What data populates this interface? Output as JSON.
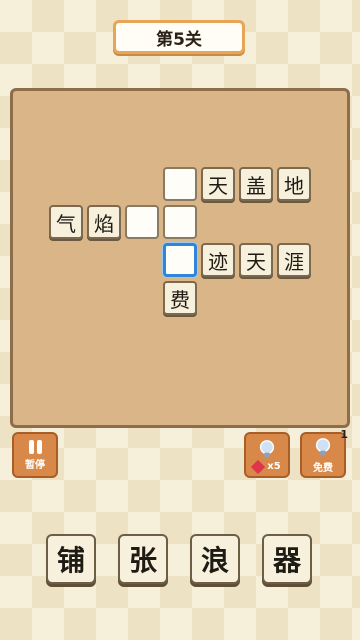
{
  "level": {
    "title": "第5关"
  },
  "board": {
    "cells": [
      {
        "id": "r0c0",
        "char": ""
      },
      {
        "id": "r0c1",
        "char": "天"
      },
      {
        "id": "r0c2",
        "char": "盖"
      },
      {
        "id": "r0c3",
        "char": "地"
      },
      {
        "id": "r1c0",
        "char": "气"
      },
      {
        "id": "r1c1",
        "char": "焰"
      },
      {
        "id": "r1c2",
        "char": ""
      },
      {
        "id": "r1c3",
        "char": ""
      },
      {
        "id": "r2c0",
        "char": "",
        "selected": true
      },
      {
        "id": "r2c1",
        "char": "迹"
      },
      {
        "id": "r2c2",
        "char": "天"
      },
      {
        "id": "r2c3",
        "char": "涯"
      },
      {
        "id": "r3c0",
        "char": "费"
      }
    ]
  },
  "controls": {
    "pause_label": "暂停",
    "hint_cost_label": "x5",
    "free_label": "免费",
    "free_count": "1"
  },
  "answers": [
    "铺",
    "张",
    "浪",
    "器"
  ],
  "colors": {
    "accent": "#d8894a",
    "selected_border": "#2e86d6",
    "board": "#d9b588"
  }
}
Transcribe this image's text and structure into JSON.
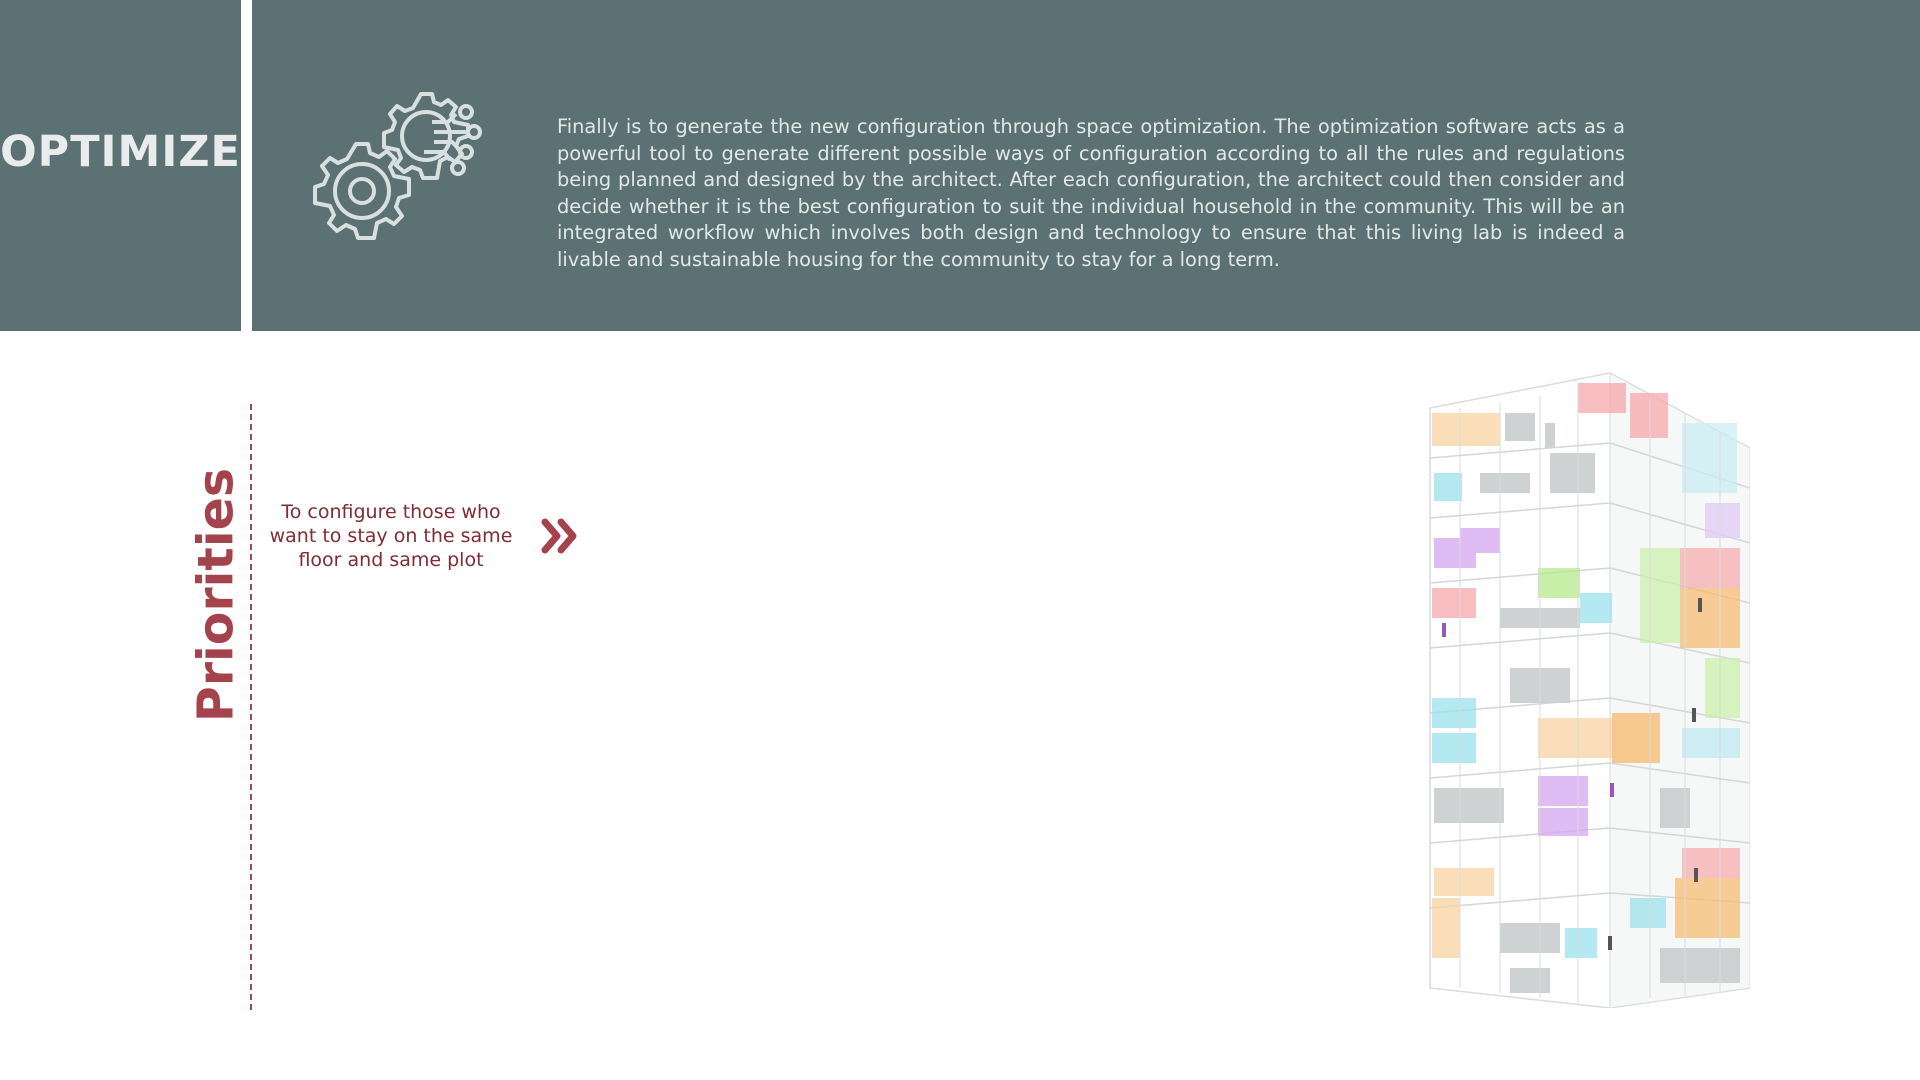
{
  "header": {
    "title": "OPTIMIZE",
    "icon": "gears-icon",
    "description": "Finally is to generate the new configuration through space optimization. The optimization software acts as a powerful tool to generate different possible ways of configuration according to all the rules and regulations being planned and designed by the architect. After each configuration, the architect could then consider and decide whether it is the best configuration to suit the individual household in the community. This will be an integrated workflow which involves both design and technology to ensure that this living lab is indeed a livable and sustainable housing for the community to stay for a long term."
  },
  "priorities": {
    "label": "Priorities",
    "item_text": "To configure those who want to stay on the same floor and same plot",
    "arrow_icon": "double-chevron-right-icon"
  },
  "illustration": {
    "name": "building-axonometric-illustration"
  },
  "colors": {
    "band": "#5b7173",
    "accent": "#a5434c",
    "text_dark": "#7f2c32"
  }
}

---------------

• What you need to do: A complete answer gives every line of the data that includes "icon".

• Written solution:
    "icon": "gears-icon",
    "arrow_icon": "double-chevron-right-icon"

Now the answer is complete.